Randy recommended the fino tartare and the king crab. Fino is a local fish that bears a resemblance to saba or Spanish mackerel. It was silky and dressed with a light asian vinaigrette. The king crab was paired with ripe avocado and brightened with a flash of lime, jalepeno and thai chilis. Both were delicious.
Since Maya’s opened, it has been the tradition that all of the entrees are served with the same three sides. The sides vary from night to night. On this particular evening, grilled plantains, basmati rice and haricot verts accompanied our chosen entrees. Dourade (mahi mahi) kebobs were perfectly grilled and garnished with a curried yogurt. Grilled chicken thighs brought the flavor with a coconut, lemongrass, garlic and chili sauce.
It is a rare occasion for us to order dessert but Bob was charmed by the description of the locally made Corossol ice cream which was served with the traditional West Indian orange cake. A perfect end before we bid good night to Randy and Maya.

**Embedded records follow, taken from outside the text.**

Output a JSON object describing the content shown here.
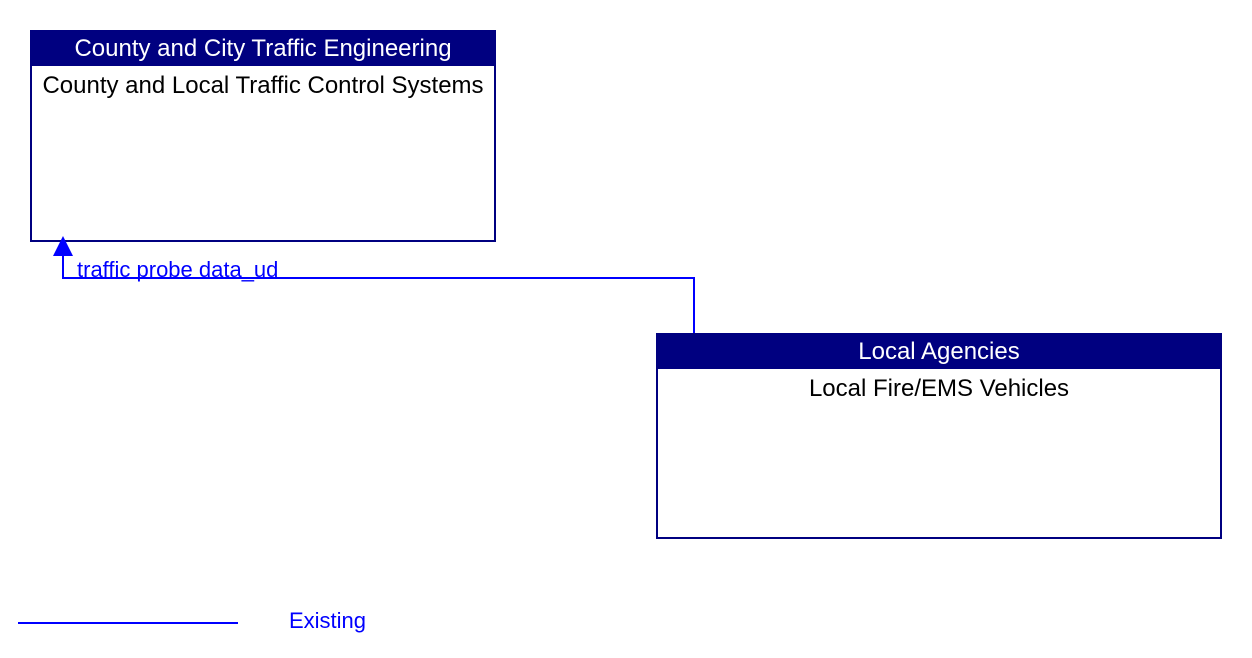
{
  "nodes": {
    "top_left": {
      "header": "County and City Traffic Engineering",
      "body": "County and Local Traffic Control Systems"
    },
    "bottom_right": {
      "header": "Local Agencies",
      "body": "Local Fire/EMS Vehicles"
    }
  },
  "connector": {
    "label": "traffic probe data_ud"
  },
  "legend": {
    "label": "Existing"
  },
  "colors": {
    "brand": "#000080",
    "link": "#0000ff"
  }
}
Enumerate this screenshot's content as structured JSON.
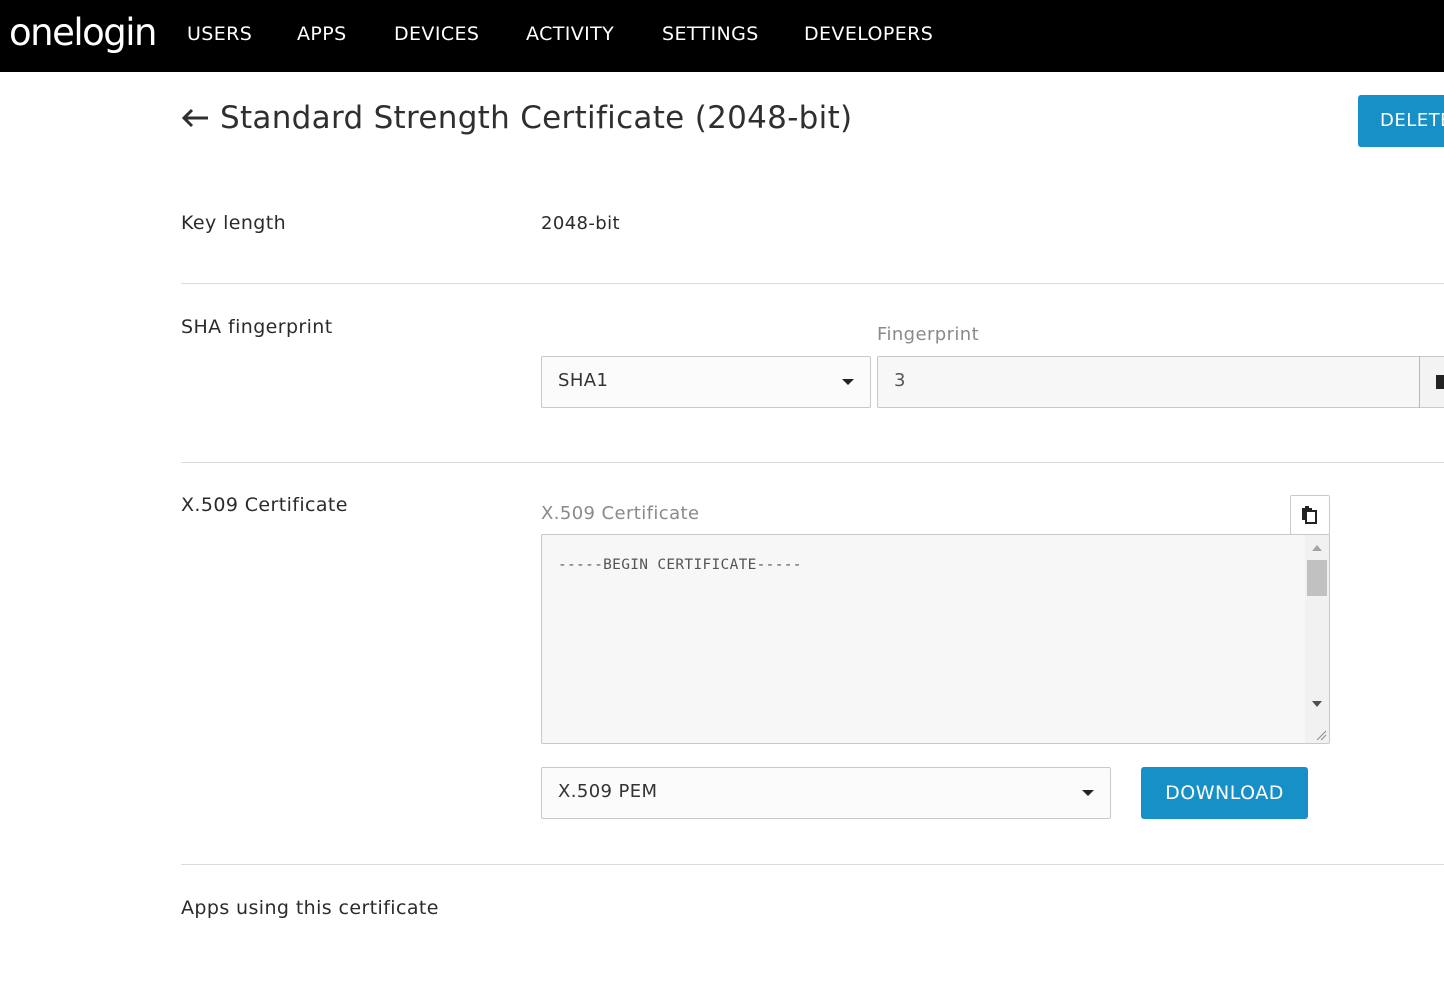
{
  "header": {
    "logo": "onelogin",
    "nav": [
      "USERS",
      "APPS",
      "DEVICES",
      "ACTIVITY",
      "SETTINGS",
      "DEVELOPERS"
    ]
  },
  "page": {
    "title": "Standard Strength Certificate (2048-bit)",
    "delete_label": "DELETE"
  },
  "key_length": {
    "label": "Key length",
    "value": "2048-bit"
  },
  "sha": {
    "label": "SHA fingerprint",
    "algorithm": "SHA1",
    "fingerprint_label": "Fingerprint",
    "fingerprint_value": "3"
  },
  "x509": {
    "label": "X.509 Certificate",
    "field_label": "X.509 Certificate",
    "content": "-----BEGIN CERTIFICATE-----",
    "format": "X.509 PEM",
    "download_label": "DOWNLOAD"
  },
  "apps": {
    "label": "Apps using this certificate"
  },
  "colors": {
    "accent": "#1790c8",
    "topbar": "#000000"
  }
}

As the years pass, we find that it is the small, enduring things about St. Barts that really draw us back. The vistas as you come around a sharp corner, the sounds of the doves, the charm of the people, the quality of the light and the small planes buzzing over the island to just name a few. Old age? Wisdom? Do I care? I know what I like. And I really like Maya’s.